The BBC Asian Network and BBC Radio Leicester are joining forces to look at the fortieth anniversary of Idi Amin ordering Asians out of Uganda throughout August.
Around 27,000 Ugandan Asians came to settle in the UK with many ending up in Leicester, changing the face of the city. Coverage to mark the anniversary includes special films on BBC Breakfast, East Midlands Today and World TV.
The specials include:
ۢ An exclusive radio documentary where BBC Asian Network and Radio Leicester presenter Rupal Rajani returns to her roots in Uganda. She and six other family members of her family were kicked out of the country forty years ago. Her dad had a shop in Uganda and had to leave everything behind. In a unique project a BBC cameraman also travelled with her to capture some truly emotional moments and also to explore the sometimes difficult relationship between the Asians and the Black Ugandans. This documentary will be broadcast for the first time on 6th August on BBC Asian Network and also on Radio Leicester during that week.
ۢ A special week – from 4th August both stations will mark the declaration of Idi Amin that Asians had to leave Uganda. They will hear the stories of people who were given just weeks to pack up and leave their homes, and what it was like to arrive in the UK. Radio Leicester has worked with Rushey Mead Primary School in the city to allow students to capture some of the stories told by their parents and grandparents.

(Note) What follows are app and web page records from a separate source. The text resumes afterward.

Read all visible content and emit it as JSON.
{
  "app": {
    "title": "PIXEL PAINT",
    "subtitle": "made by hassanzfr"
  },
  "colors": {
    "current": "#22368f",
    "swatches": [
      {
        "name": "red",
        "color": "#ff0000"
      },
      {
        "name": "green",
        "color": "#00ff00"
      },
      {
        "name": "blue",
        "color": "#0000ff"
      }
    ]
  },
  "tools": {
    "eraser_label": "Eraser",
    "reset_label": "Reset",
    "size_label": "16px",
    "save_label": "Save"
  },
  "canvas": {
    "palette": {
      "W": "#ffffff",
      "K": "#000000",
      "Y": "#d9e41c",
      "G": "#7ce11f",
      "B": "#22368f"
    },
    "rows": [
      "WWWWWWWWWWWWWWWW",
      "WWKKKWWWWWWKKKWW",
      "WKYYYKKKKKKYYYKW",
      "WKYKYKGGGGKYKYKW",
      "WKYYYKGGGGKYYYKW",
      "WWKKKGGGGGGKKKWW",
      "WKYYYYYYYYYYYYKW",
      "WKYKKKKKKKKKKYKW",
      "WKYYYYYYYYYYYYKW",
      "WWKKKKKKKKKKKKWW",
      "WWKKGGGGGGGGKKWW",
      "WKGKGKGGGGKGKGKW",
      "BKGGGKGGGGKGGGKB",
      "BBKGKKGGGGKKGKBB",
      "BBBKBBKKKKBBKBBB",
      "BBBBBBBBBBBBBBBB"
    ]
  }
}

ۢ A simulcast show broadcast on both stations on Friday 10th August Rupal Rajani will present a special outside broadcast from Belgrave Road in Leicester, the heart of the city۪s Asian community.
ۢ A second week in October on BBC Radio Leicester will mark the end of the three months that Asians had to leave Uganda. It will focus on the difference they made to Leicester including business, language and food. It will also examine how the community has integrated and what the next generation of Ugandan Asians are like, including the issue of inter-racial marriage.

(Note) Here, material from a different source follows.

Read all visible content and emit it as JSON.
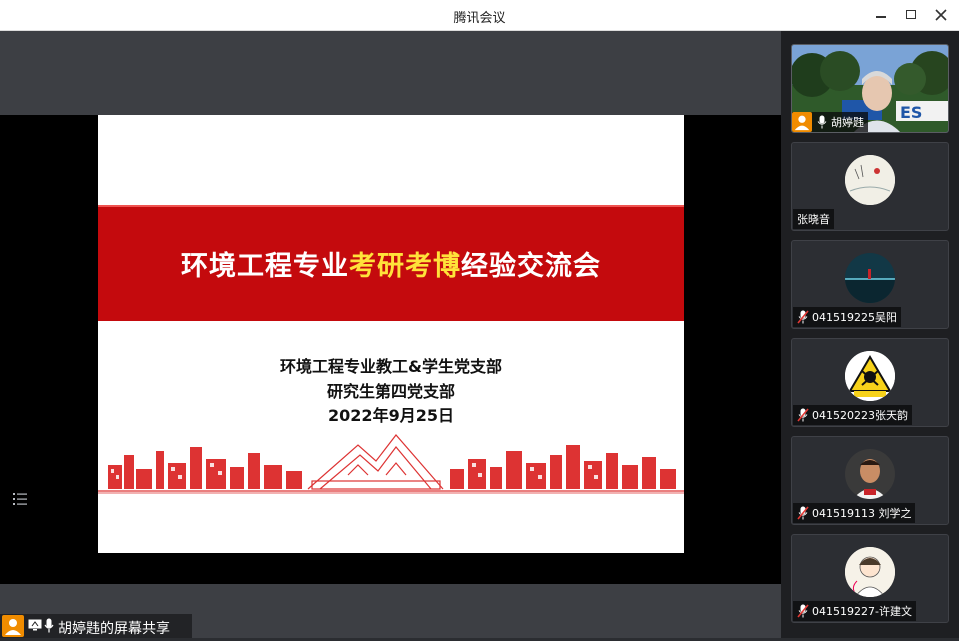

Presenter Rupal Rajani says, “I hope these special programmes on the BBC Asian Network and BBC Radio Leicester will help capture the thoughts and memories of first generation Ugandan Asians and also bring about discussion and understanding to the new generation, who may or may not be aware of their roots. They are a celebration of the positive impact that Ugandan Asians have had throughout the UK over the last forty years.”
Mark Strippel, Head of Programmes, BBC Asian Network says, “The Asian Ugandan migration 40 years ago was a major moment in British-Asian history, having a lasting impact on wider British culture and communities. These programmes celebrate the key contribution made by this community and the significance of this anniversary.”